Meanwhile, weekly jobless claims for the week ended January 23 improved to 847,000, beating estimates for 875,000. However, the previous week’s new claims were revised up to 914,000 from 900,000. Continuing claims, measuring the total number of individuals still receiving state benefits, fell below 5 million for a back-to-back weeks and reached the lowest level since mid-March.
7:25 a.m. ET: Thursday: Stock futures point to a mixed open ahead of GDP, jobless claims data
Here were the main moves in markets, as of 7:25 a.m. ET Thursday:
S&P 500 futures (ES=F): 3,745.75, down 1.5 points or 0.04%
Dow futures (YM=F): 30,247.00, up 58 points, or 0.19%
Nasdaq futures (NQ=F): 13,048.5, down 57 points or 0.43%
Crude (CL=F): -$0.07 (-0.13%) to $52.78 a barrel
Gold (GC=F): -$6.50 (-0.35%) to $1,842.40 per ounce
10-year Treasury (^TNX): unchanged, yielding 1.0140%
6:03 p.m. ET Wednesday: Stock futures open lower
Here were the main moves in markets, as of 6:03 p.m. ET Wednesday
S&P 500 futures (ES=F): 3,735.5, down 8.75 points or 0.23%
Dow futures (YM=F): 30,189.00, flat
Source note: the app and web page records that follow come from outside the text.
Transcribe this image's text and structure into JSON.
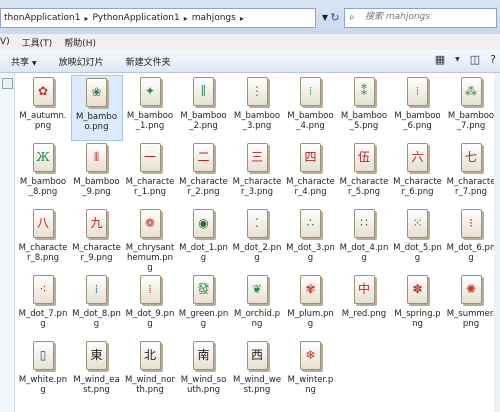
{
  "address": {
    "crumbs": [
      "thonApplication1",
      "PythonApplication1",
      "mahjongs"
    ],
    "separator": "▸"
  },
  "search": {
    "placeholder": "搜索 mahjongs",
    "icon": "search-icon"
  },
  "menu": [
    "V)",
    "工具(T)",
    "帮助(H)"
  ],
  "toolbar": {
    "share": "共享",
    "slideshow": "放映幻灯片",
    "new_folder": "新建文件夹",
    "dropdown_glyph": "▼"
  },
  "files": [
    {
      "name": "M_autumn.png",
      "glyph": "✿",
      "color": "#c0392b",
      "selected": false
    },
    {
      "name": "M_bamboo.png",
      "glyph": "❀",
      "color": "#2e8b57",
      "selected": true
    },
    {
      "name": "M_bamboo_1.png",
      "glyph": "✦",
      "color": "#2e8b57",
      "selected": false
    },
    {
      "name": "M_bamboo_2.png",
      "glyph": "∥",
      "color": "#2e8b57",
      "selected": false
    },
    {
      "name": "M_bamboo_3.png",
      "glyph": "⋮",
      "color": "#2e8b57",
      "selected": false
    },
    {
      "name": "M_bamboo_4.png",
      "glyph": "⁞",
      "color": "#2e8b57",
      "selected": false
    },
    {
      "name": "M_bamboo_5.png",
      "glyph": "⁑",
      "color": "#2e8b57",
      "selected": false
    },
    {
      "name": "M_bamboo_6.png",
      "glyph": "⁞",
      "color": "#2e8b57",
      "selected": false
    },
    {
      "name": "M_bamboo_7.png",
      "glyph": "⁂",
      "color": "#2e8b57",
      "selected": false
    },
    {
      "name": "M_bamboo_8.png",
      "glyph": "Ж",
      "color": "#2e8b57",
      "selected": false
    },
    {
      "name": "M_bamboo_9.png",
      "glyph": "⦀",
      "color": "#c0392b",
      "selected": false
    },
    {
      "name": "M_character_1.png",
      "glyph": "一",
      "color": "#b22222",
      "selected": false
    },
    {
      "name": "M_character_2.png",
      "glyph": "二",
      "color": "#b22222",
      "selected": false
    },
    {
      "name": "M_character_3.png",
      "glyph": "三",
      "color": "#b22222",
      "selected": false
    },
    {
      "name": "M_character_4.png",
      "glyph": "四",
      "color": "#b22222",
      "selected": false
    },
    {
      "name": "M_character_5.png",
      "glyph": "伍",
      "color": "#b22222",
      "selected": false
    },
    {
      "name": "M_character_6.png",
      "glyph": "六",
      "color": "#b22222",
      "selected": false
    },
    {
      "name": "M_character_7.png",
      "glyph": "七",
      "color": "#b22222",
      "selected": false
    },
    {
      "name": "M_character_8.png",
      "glyph": "八",
      "color": "#b22222",
      "selected": false
    },
    {
      "name": "M_character_9.png",
      "glyph": "九",
      "color": "#b22222",
      "selected": false
    },
    {
      "name": "M_chrysanthemum.png",
      "glyph": "❁",
      "color": "#c0392b",
      "selected": false
    },
    {
      "name": "M_dot_1.png",
      "glyph": "◉",
      "color": "#2e6b3a",
      "selected": false
    },
    {
      "name": "M_dot_2.png",
      "glyph": "⁚",
      "color": "#2e6b3a",
      "selected": false
    },
    {
      "name": "M_dot_3.png",
      "glyph": "∴",
      "color": "#2e6b3a",
      "selected": false
    },
    {
      "name": "M_dot_4.png",
      "glyph": "∷",
      "color": "#2e6b3a",
      "selected": false
    },
    {
      "name": "M_dot_5.png",
      "glyph": "⁙",
      "color": "#2e6b3a",
      "selected": false
    },
    {
      "name": "M_dot_6.png",
      "glyph": "⁝",
      "color": "#b22222",
      "selected": false
    },
    {
      "name": "M_dot_7.png",
      "glyph": "⁖",
      "color": "#b22222",
      "selected": false
    },
    {
      "name": "M_dot_8.png",
      "glyph": "⁞",
      "color": "#2b4f8a",
      "selected": false
    },
    {
      "name": "M_dot_9.png",
      "glyph": "⁞",
      "color": "#b22222",
      "selected": false
    },
    {
      "name": "M_green.png",
      "glyph": "發",
      "color": "#2e8b57",
      "selected": false
    },
    {
      "name": "M_orchid.png",
      "glyph": "❦",
      "color": "#2e8b57",
      "selected": false
    },
    {
      "name": "M_plum.png",
      "glyph": "✾",
      "color": "#c0392b",
      "selected": false
    },
    {
      "name": "M_red.png",
      "glyph": "中",
      "color": "#d21f1f",
      "selected": false
    },
    {
      "name": "M_spring.png",
      "glyph": "✽",
      "color": "#c0392b",
      "selected": false
    },
    {
      "name": "M_summer.png",
      "glyph": "✺",
      "color": "#c0392b",
      "selected": false
    },
    {
      "name": "M_white.png",
      "glyph": "▯",
      "color": "#2b4f8a",
      "selected": false
    },
    {
      "name": "M_wind_east.png",
      "glyph": "東",
      "color": "#222222",
      "selected": false
    },
    {
      "name": "M_wind_north.png",
      "glyph": "北",
      "color": "#222222",
      "selected": false
    },
    {
      "name": "M_wind_south.png",
      "glyph": "南",
      "color": "#222222",
      "selected": false
    },
    {
      "name": "M_wind_west.png",
      "glyph": "西",
      "color": "#222222",
      "selected": false
    },
    {
      "name": "M_winter.png",
      "glyph": "❄",
      "color": "#c0392b",
      "selected": false
    }
  ]
}
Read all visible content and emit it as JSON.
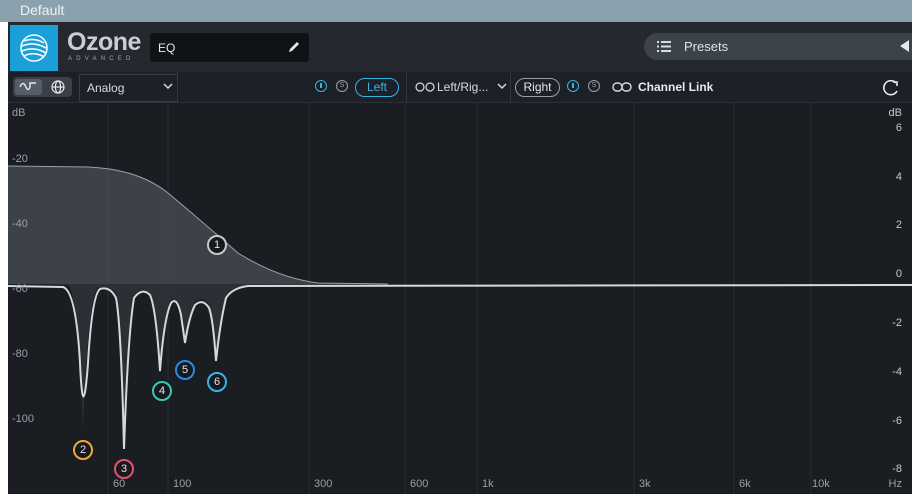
{
  "window": {
    "title": "Default"
  },
  "header": {
    "app_name": "Ozone",
    "app_edition": "ADVANCED",
    "module_name": "EQ",
    "presets_label": "Presets"
  },
  "toolbar": {
    "filter_mode": "Analog",
    "left_channel_label": "Left",
    "stereo_mode": "Left/Rig...",
    "right_channel_label": "Right",
    "solo_glyph": "S",
    "channel_link_label": "Channel Link"
  },
  "plot": {
    "left_unit": "dB",
    "right_unit": "dB",
    "freq_unit": "Hz",
    "left_db_ticks": [
      "-20",
      "-40",
      "-60",
      "-80",
      "-100"
    ],
    "right_db_ticks": [
      "6",
      "4",
      "2",
      "0",
      "-2",
      "-4",
      "-6",
      "-8"
    ],
    "freq_ticks": [
      "60",
      "100",
      "300",
      "600",
      "1k",
      "3k",
      "6k",
      "10k"
    ],
    "nodes": [
      {
        "label": "1",
        "color": "#c8c8c8"
      },
      {
        "label": "2",
        "color": "#f0a830"
      },
      {
        "label": "3",
        "color": "#e8506e"
      },
      {
        "label": "4",
        "color": "#3cc8b8"
      },
      {
        "label": "5",
        "color": "#2a8ae6"
      },
      {
        "label": "6",
        "color": "#36b4e6"
      }
    ]
  },
  "colors": {
    "accent": "#36b4e6",
    "logo_tile": "#1b9fd8",
    "panel_bg": "#1a1d22"
  }
}
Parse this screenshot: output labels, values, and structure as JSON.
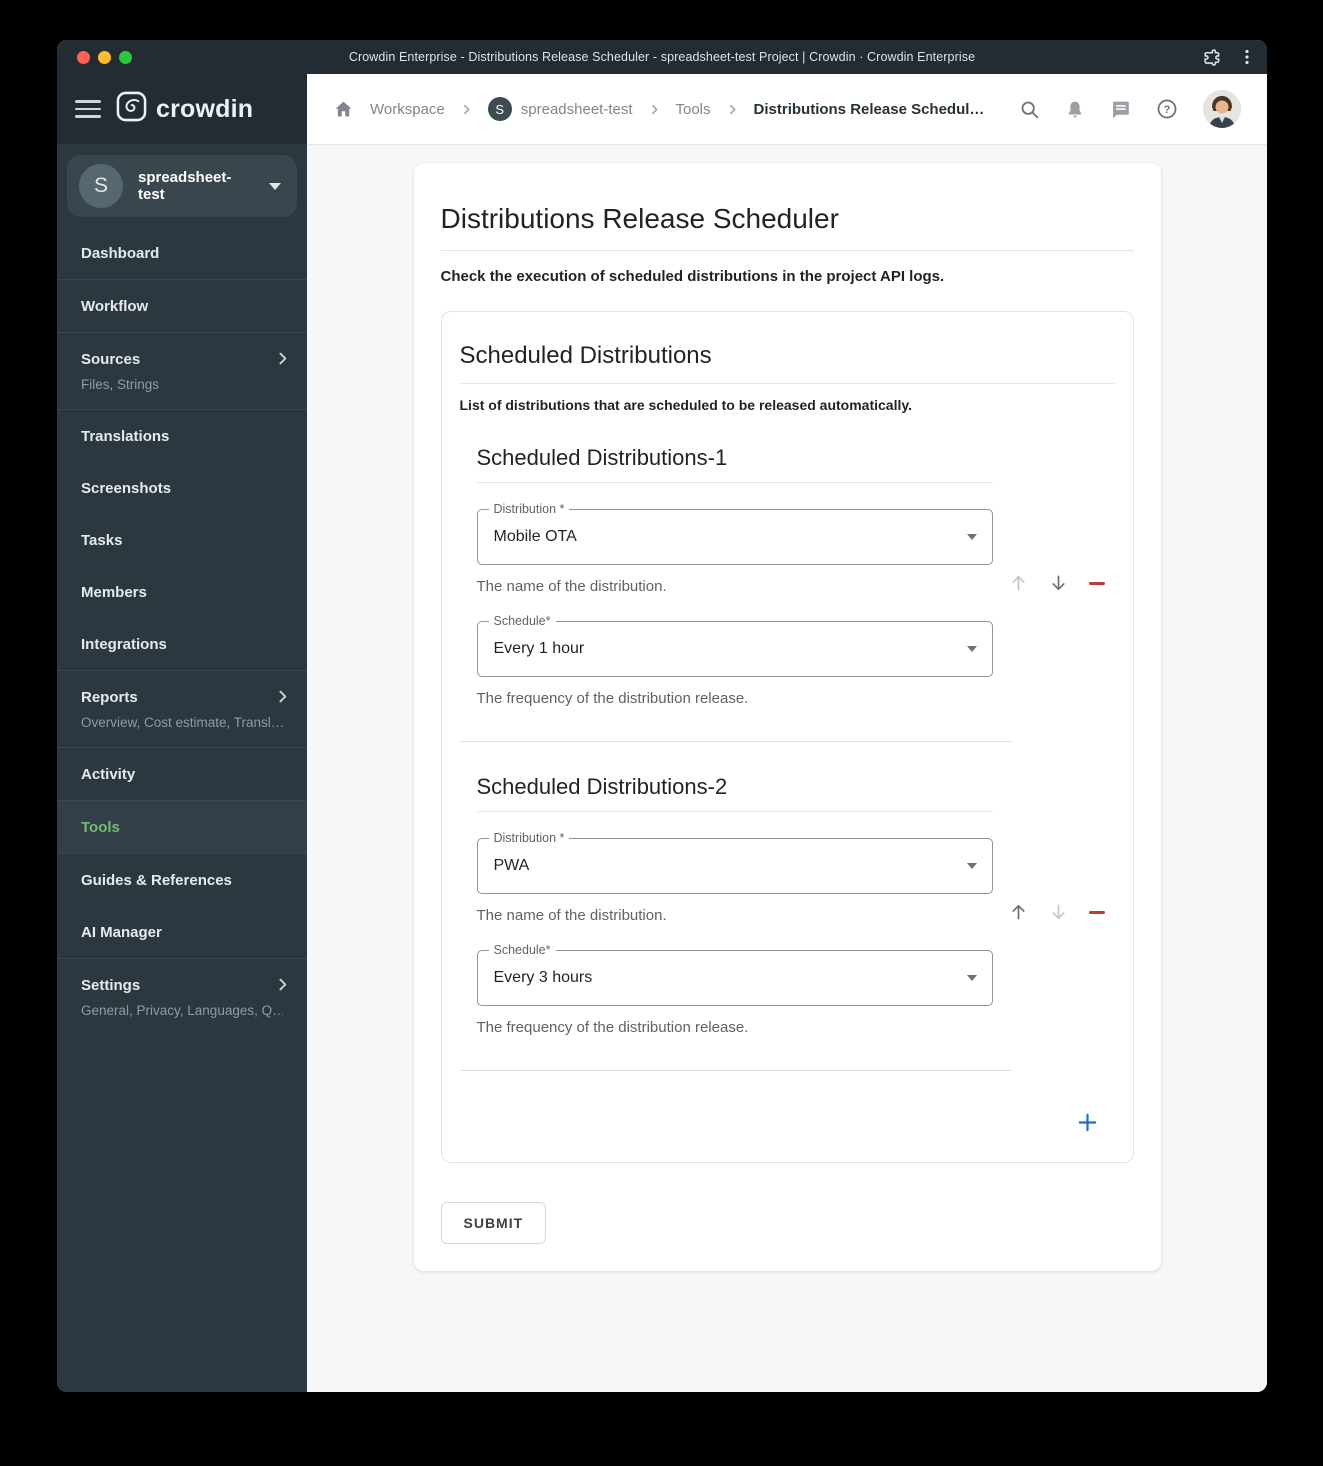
{
  "window": {
    "title": "Crowdin Enterprise - Distributions Release Scheduler - spreadsheet-test Project | Crowdin · Crowdin Enterprise"
  },
  "brand": {
    "name": "crowdin"
  },
  "project_selector": {
    "initial": "S",
    "name": "spreadsheet-test"
  },
  "sidebar": {
    "items": [
      {
        "label": "Dashboard"
      },
      {
        "label": "Workflow"
      },
      {
        "label": "Sources",
        "subtitle": "Files, Strings"
      },
      {
        "label": "Translations"
      },
      {
        "label": "Screenshots"
      },
      {
        "label": "Tasks"
      },
      {
        "label": "Members"
      },
      {
        "label": "Integrations"
      },
      {
        "label": "Reports",
        "subtitle": "Overview, Cost estimate, Transl…"
      },
      {
        "label": "Activity"
      },
      {
        "label": "Tools"
      },
      {
        "label": "Guides & References"
      },
      {
        "label": "AI Manager"
      },
      {
        "label": "Settings",
        "subtitle": "General, Privacy, Languages, Q…"
      }
    ]
  },
  "breadcrumb": {
    "project_initial": "S",
    "items": [
      "Workspace",
      "spreadsheet-test",
      "Tools",
      "Distributions Release Schedul…"
    ]
  },
  "page": {
    "title": "Distributions Release Scheduler",
    "subtitle": "Check the execution of scheduled distributions in the project API logs.",
    "card": {
      "title": "Scheduled Distributions",
      "description": "List of distributions that are scheduled to be released automatically.",
      "required_indicator": "*",
      "groups": [
        {
          "title": "Scheduled Distributions-1",
          "fields": [
            {
              "label": "Distribution",
              "value": "Mobile OTA",
              "helper": "The name of the distribution."
            },
            {
              "label": "Schedule",
              "value": "Every 1 hour",
              "helper": "The frequency of the distribution release."
            }
          ]
        },
        {
          "title": "Scheduled Distributions-2",
          "fields": [
            {
              "label": "Distribution",
              "value": "PWA",
              "helper": "The name of the distribution."
            },
            {
              "label": "Schedule",
              "value": "Every 3 hours",
              "helper": "The frequency of the distribution release."
            }
          ]
        }
      ]
    },
    "submit_label": "SUBMIT"
  },
  "icons": [
    "traffic-light-close",
    "traffic-light-minimize",
    "traffic-light-zoom",
    "extensions-puzzle-icon",
    "browser-menu-icon",
    "hamburger-menu-icon",
    "crowdin-logo-icon",
    "chevron-down-icon",
    "chevron-right-icon",
    "home-icon",
    "search-icon",
    "bell-icon",
    "messages-icon",
    "help-icon",
    "user-avatar",
    "dropdown-caret-icon",
    "move-up-icon",
    "move-down-icon",
    "remove-minus-icon",
    "add-plus-icon"
  ],
  "colors": {
    "titlebar_bg": "#222c32",
    "sidebar_bg": "#2b3840",
    "active_green": "#6fbc73",
    "add_blue": "#1d6fc2",
    "remove_red": "#bd3d32",
    "page_bg": "#f5f7f8"
  }
}
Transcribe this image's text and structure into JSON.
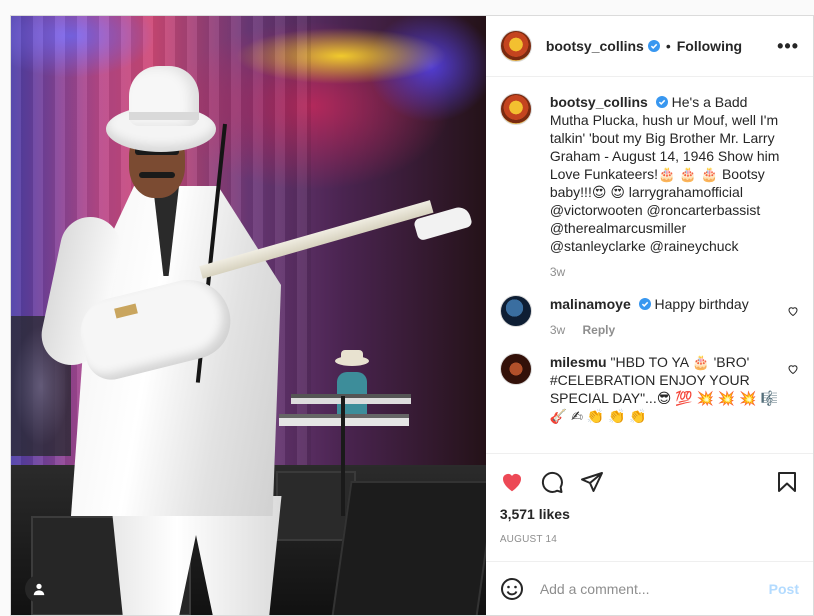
{
  "post": {
    "author": "bootsy_collins",
    "separator": "•",
    "follow_status": "Following",
    "more_label": "•••",
    "caption": "He's a Badd Mutha Plucka, hush ur Mouf, well I'm talkin' 'bout my Big Brother Mr. Larry Graham - August 14, 1946 Show him Love Funkateers!🎂 🎂 🎂 Bootsy baby!!!😍 😍 larrygrahamofficial @victorwooten @roncarterbassist @therealmarcusmiller @stanleyclarke @raineychuck",
    "caption_time": "3w",
    "likes": "3,571 likes",
    "date": "AUGUST 14"
  },
  "comments": [
    {
      "user": "malinamoye",
      "text": "Happy birthday",
      "time": "3w",
      "reply": "Reply"
    },
    {
      "user": "milesmu",
      "text": "\"HBD TO YA 🎂 'BRO' #CELEBRATION ENJOY YOUR SPECIAL DAY\"...😎 💯 💥 💥 💥 🎼 🎸 ✍ 👏 👏 👏"
    }
  ],
  "add_comment": {
    "placeholder": "Add a comment...",
    "post_label": "Post"
  },
  "icons": {
    "verified": "verified-badge-icon",
    "like": "heart-filled-icon",
    "comment": "comment-icon",
    "share": "paper-plane-icon",
    "save": "bookmark-icon",
    "emoji": "smiley-icon",
    "user_tag": "user-tag-icon"
  },
  "colors": {
    "like_red": "#ed4956",
    "verified_blue": "#3897f0",
    "post_disabled": "#b3dbff"
  }
}
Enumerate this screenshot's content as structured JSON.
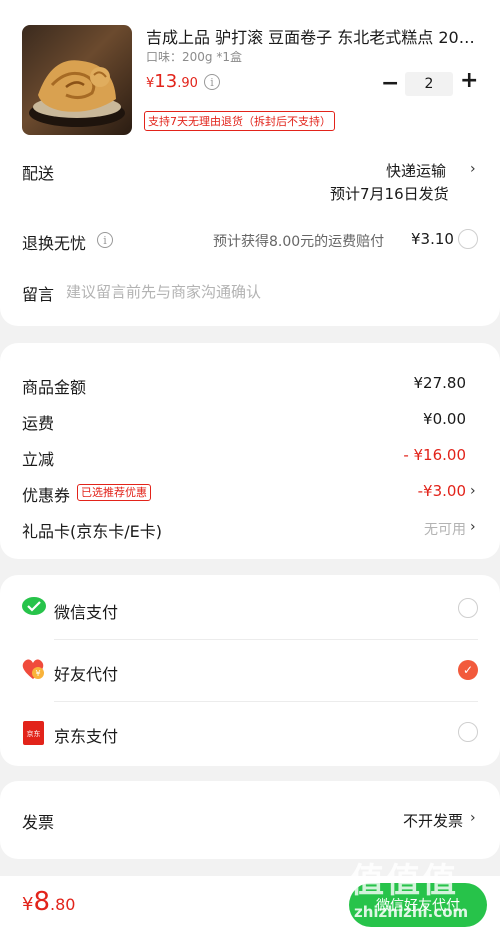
{
  "product": {
    "name": "吉成上品 驴打滚 豆面卷子 东北老式糕点 20…",
    "spec": "口味：200g *1盒",
    "price_currency": "¥",
    "price_int": "13",
    "price_dec": ".90",
    "quantity": "2",
    "minus": "−",
    "plus": "+",
    "return_policy": "支持7天无理由退货（拆封后不支持）"
  },
  "delivery": {
    "label": "配送",
    "method": "快递运输",
    "eta": "预计7月16日发货"
  },
  "refund": {
    "label": "退换无忧",
    "desc": "预计获得8.00元的运费赔付",
    "price": "¥3.10"
  },
  "message": {
    "label": "留言",
    "placeholder": "建议留言前先与商家沟通确认"
  },
  "summary": {
    "goods_label": "商品金额",
    "goods_value": "¥27.80",
    "shipping_label": "运费",
    "shipping_value": "¥0.00",
    "discount_label": "立减",
    "discount_value": "- ¥16.00",
    "coupon_label": "优惠券",
    "coupon_tag": "已选推荐优惠",
    "coupon_value": "-¥3.00",
    "giftcard_label": "礼品卡(京东卡/E卡)",
    "giftcard_value": "无可用"
  },
  "payment": {
    "options": [
      {
        "label": "微信支付",
        "selected": false
      },
      {
        "label": "好友代付",
        "selected": true
      },
      {
        "label": "京东支付",
        "selected": false
      }
    ],
    "jd_icon_text": "京东"
  },
  "invoice": {
    "label": "发票",
    "value": "不开发票"
  },
  "footer": {
    "currency": "¥",
    "total_int": "8",
    "total_dec": ".80",
    "button": "微信好友代付",
    "watermark": "值值值",
    "watermark_site": "zhizhizhi.com"
  },
  "colors": {
    "accent": "#e2231a",
    "pay_button": "#27c34a",
    "selected_radio": "#f25a3c"
  }
}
Nasdaq futures (NQ=F): 13,046.75, down 58.75 points or 0.45%
Emily McCormick is a reporter for Yahoo Finance. Follow her on Twitter: @emily_mcck